Near the end of the novel, Friedrich tries to enter an air raid shelter during an aerial attack, but he is kicked out by the man who used to be his landlord. When the attack ends, the narrator returns home. He notices Friedrich on a porch. The landlord appears and kicks Friedrich, suspecting that he is asleep, only to discover that he is dead, killed by shrapnel.
A simplistic view of Friedrich could take the position that it is simply an escalating series of hideous events meant to numb readers into uttering, yet again, something they already know: The Holocaust was an indescribable atrocity. However, this is unfair to the novel, which accomplishes something more enriching.
Friedrich shows tragedy on a grand scale with a small, intimate illustration of the destruction of a family. Friedrich’s family is utterly destroyed by the Nazis and Hitler’s war. By showing the small changes to their lives, which grow worse, and worse, and finally, lethal, every reader becomes intimate with the characters. Therefore, every reader will be able to think about their own family lives, and what it might have been like to see their disintegration as a child.
Having a narrator who is safe tell the story from a remove is also a stroke of brilliance. When things start going bad, he knows that they will never be as bad for him as they are for Friedrich. He is equally helpless, but his secure position provides him with the mental space to ruminate on the dark events without being threatened by them. His observations provide most of the overarching themes and questions that Friedrich addresses.
Friedrich is a novel about the slippery slope of civilization. The author Kurt Vonnegut, who survived the bombing of Dresden in World War II, said that every man-made calamity, in its inception, could be traced back to a simple lack of courtesy and kindness. When the narrator of Friedrich begins to see “normal” people act with rudeness, then arrogance, then cruelty, and in some cases, with lethality, it is heartbreaking to watch him realize that civilization does not crumble in a storm of weapons and flame and explosions. Rather, it erodes by degrees, and small actions become huge disasters.
The source of the quote “The only thing necessary for the triumph of evil is for good men to do nothing,” is unknown, but it underlies every page of Friedrich. When good people do nothing in the face of xenophobia and ignorance, it allows the viewpoint that some people are “other,” or inferior, to creep into the frame of reference. The narrator’s epiphanies provide him with insight, but none are more poignant than the fact that, by the time he realizes just how insidious the problem is, it’s too late to do anything about it.
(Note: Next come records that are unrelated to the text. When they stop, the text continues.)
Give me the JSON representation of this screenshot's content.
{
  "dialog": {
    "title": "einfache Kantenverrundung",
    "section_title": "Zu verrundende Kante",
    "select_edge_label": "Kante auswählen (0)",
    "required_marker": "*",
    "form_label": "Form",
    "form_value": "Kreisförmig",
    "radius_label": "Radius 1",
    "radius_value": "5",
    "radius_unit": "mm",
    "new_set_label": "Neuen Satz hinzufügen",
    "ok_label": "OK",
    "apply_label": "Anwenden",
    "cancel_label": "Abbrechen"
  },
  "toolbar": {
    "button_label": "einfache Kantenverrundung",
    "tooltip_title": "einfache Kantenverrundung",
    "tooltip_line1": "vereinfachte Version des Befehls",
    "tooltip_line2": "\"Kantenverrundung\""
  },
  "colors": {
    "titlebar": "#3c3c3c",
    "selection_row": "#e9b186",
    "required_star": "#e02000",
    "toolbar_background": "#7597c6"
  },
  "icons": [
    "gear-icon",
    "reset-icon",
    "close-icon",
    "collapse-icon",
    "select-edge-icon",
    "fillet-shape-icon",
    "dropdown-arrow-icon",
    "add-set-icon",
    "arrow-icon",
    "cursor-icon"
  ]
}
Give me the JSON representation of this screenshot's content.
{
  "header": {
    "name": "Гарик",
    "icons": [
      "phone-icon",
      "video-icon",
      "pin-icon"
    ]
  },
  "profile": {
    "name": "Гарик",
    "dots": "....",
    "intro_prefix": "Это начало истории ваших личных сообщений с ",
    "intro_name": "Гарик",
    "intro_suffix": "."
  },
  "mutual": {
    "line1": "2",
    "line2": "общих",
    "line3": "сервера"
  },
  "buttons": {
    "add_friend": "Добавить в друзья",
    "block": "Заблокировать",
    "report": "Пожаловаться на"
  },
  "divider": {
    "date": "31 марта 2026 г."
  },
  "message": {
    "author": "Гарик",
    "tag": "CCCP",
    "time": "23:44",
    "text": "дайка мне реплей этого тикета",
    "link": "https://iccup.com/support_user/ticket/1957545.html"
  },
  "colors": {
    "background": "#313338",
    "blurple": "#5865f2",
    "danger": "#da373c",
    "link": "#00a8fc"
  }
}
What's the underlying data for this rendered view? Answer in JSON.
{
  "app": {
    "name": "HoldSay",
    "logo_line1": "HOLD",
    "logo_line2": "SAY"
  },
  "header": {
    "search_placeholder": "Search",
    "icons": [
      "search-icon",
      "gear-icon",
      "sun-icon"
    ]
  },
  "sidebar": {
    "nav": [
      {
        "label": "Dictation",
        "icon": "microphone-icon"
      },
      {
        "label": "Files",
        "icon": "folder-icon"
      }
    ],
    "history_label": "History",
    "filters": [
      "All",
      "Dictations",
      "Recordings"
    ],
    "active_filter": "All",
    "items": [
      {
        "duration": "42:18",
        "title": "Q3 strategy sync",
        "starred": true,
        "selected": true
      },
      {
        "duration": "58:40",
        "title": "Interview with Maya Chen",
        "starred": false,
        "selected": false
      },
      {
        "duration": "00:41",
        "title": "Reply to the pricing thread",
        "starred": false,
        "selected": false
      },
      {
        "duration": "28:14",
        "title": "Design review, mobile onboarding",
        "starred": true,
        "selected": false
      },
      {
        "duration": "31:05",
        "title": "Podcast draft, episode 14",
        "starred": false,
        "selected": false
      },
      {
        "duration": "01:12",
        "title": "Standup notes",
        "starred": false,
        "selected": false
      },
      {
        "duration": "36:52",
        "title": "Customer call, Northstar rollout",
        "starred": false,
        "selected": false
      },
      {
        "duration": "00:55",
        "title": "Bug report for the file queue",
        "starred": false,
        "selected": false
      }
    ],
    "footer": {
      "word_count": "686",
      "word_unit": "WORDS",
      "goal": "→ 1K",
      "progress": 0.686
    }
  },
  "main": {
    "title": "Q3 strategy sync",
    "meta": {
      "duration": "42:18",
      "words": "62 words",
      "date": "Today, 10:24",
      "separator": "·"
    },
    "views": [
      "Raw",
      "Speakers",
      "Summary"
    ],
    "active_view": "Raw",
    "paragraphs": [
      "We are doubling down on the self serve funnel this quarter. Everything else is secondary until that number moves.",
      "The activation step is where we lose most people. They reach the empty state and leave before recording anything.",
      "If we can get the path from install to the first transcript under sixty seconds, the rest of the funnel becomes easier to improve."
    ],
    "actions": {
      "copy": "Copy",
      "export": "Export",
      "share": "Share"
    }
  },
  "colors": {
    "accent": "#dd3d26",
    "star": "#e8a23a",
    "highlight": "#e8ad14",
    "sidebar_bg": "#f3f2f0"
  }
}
This concept of the “other” is reinforced throughout. Time and time again, the narrator is able to wonder why such a fate would befall his friend Friedrich, who is just a boy like himself, and not him. Why is Friedrich’s family doomed, when his own family is primarily inconvenienced? These are the questions behind all serious discussion of the Holocaust, but Friedrich has taken a unique approach through its storytelling format, choice of narrator, and the fact that it is targeted for readers in grades 6-8. The themes are therefore distilled into their essences, something that can get lost in more complicated, adult stories about the Holocaust.
The critical response to Friedrich has been highly positive. Readers often classify it as challenging, but edifying, a statement that any author of a novel with such important themes will cherish. Friedrich is a valuable addition to Holocaust literature, ensuring that readers cannot forget what happened, while doing so in a fresh way so that readers will constantly be reminded that there are also new things to learn, and new questions to ask about the atrocities perpetrated by the Nazis.